The benchmark of FG is never to just equal what another club does, it’s to go beyond and on our own terms in every aspect of fan culture. We want to inspire our team on and become the set of supporters known and revered for not just following the herd but for breaking new ground. The songs, chants and anthems are such a big part of that for us.

Lend us a hand if you would. Let’s start crafting these wonderful original songs at the City Ground again and help recapture that spirit and reputation we once held. And if you don’t fancy that then at least be prepared to give something new a chance. Don’t dismiss it because you can’t be arsed or it sounds crap on first hearing. And however trivial this whole subject may sound don’t underestimate it. It can make a difference. And if nothing else it might make things a little more enjoyable.

The days of the old Trent End are gone. It’s time for us to take up the mantle again, and add our own additions to the A-Z of Forest songs.


I am a Garibaldi,

Born and raised,

And I will follow that Red & White for all my days,

I’ll keep that,

 Forest fire burning,

And come what may,

I’ll be following those Reds again today

(It Doesn’t Matter Anymore – Buddy Holly)


If she said it’s Forest or me,

You can count on my reply,

I’d say ‘no way duck’.

I’ll never give ‘em up,

I’m Forest ‘til the day I die,

And wherever I may go,

Wherever I may roam,

You’re never gonna change the way I am,

There’s a place on the river called home

(Show Me The Way To Go Home – Emerson, Lake & Palmer)

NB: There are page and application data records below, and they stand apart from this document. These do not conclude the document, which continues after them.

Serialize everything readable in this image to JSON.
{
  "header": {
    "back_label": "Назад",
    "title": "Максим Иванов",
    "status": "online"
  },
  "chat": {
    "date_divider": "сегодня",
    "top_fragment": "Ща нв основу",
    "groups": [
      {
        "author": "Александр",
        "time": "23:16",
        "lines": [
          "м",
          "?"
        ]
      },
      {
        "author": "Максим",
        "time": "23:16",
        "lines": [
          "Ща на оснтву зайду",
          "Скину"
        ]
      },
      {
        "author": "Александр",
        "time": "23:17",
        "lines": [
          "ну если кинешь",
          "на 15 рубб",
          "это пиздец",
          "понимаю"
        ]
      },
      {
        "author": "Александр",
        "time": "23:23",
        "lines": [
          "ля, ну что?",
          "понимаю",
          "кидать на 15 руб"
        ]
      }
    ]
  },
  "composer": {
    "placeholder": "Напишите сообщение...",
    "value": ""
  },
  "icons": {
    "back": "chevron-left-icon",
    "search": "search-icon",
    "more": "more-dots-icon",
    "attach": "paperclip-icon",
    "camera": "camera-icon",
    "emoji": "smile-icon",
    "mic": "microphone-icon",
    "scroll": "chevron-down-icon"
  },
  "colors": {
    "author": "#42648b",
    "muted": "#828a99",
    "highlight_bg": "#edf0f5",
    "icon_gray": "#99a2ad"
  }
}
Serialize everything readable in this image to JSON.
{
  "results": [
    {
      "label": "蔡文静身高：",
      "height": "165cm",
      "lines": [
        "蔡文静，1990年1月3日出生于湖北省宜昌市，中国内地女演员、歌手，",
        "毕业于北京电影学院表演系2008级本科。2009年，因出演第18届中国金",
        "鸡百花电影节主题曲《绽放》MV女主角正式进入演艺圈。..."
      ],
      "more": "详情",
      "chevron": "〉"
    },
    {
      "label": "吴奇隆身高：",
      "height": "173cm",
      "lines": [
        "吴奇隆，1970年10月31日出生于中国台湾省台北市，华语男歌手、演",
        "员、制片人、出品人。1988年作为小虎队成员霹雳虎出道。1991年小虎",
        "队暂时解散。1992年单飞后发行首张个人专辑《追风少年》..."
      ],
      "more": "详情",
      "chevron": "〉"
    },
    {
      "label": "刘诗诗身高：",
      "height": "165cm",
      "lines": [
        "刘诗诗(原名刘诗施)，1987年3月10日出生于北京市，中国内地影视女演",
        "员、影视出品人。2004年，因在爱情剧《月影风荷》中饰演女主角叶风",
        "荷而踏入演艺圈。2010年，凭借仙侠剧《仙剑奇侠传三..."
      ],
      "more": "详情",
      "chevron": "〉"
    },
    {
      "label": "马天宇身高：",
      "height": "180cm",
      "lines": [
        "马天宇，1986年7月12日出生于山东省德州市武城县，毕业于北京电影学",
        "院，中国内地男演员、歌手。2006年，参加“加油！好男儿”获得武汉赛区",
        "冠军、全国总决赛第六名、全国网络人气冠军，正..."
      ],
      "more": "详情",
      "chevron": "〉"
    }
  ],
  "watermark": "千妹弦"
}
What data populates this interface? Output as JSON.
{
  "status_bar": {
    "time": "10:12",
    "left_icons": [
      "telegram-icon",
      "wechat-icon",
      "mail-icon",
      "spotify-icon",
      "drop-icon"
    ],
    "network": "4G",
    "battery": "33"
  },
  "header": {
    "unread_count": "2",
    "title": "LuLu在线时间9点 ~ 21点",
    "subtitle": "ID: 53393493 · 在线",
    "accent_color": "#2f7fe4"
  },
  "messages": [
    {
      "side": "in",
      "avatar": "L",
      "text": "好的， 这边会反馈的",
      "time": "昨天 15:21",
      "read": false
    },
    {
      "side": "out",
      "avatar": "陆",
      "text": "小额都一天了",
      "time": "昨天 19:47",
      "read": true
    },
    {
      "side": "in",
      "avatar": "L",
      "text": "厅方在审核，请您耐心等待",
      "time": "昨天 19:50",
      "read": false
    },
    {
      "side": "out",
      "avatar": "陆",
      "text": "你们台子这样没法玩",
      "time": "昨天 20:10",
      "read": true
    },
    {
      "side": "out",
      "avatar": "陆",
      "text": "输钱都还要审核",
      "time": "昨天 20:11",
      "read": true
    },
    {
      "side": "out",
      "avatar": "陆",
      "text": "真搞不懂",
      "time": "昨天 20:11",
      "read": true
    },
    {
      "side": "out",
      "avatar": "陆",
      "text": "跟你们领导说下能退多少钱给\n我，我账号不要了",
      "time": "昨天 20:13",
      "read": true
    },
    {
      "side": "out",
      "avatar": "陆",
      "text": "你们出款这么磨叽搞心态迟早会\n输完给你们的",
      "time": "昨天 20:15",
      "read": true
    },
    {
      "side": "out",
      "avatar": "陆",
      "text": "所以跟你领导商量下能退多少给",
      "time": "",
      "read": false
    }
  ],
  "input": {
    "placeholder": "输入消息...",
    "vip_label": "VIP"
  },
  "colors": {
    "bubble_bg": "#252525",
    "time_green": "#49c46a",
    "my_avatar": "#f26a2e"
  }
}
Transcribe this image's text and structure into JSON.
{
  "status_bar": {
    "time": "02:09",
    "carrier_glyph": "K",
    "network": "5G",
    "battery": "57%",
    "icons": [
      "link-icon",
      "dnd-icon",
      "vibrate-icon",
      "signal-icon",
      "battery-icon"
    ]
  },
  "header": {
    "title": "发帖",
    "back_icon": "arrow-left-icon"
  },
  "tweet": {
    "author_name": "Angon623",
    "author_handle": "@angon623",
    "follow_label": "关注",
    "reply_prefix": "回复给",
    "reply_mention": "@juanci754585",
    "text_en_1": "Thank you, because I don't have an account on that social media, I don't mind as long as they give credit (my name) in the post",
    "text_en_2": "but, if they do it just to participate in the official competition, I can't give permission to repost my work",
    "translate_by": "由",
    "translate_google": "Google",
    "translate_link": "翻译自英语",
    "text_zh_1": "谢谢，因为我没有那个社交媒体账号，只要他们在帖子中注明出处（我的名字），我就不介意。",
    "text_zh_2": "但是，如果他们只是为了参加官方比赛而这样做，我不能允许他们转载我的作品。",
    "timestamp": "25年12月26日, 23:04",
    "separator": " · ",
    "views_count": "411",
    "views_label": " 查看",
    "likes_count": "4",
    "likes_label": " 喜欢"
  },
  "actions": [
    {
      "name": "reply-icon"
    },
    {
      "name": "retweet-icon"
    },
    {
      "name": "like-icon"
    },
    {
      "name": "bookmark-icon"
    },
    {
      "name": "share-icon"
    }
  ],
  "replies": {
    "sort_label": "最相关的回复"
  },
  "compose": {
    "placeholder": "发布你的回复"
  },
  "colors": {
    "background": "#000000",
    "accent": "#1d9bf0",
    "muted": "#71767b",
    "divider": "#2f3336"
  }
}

Footnote: ‘Forest Ever Forest’ is quite simply the greatest NFFC related book I have ever read. I don’t know the author, Chris Broughton, personally but I thank him for writing it and helping me with a few words for this piece. Apparently only 3,500 copies were ever produced and a quick glance around the internet shows that copies aren’t readily available. But if you can find it anywhere or borrow it then I’d highly recommend it. It’s a trip through Chris’ years following Forest everywhere and it is a glorious read.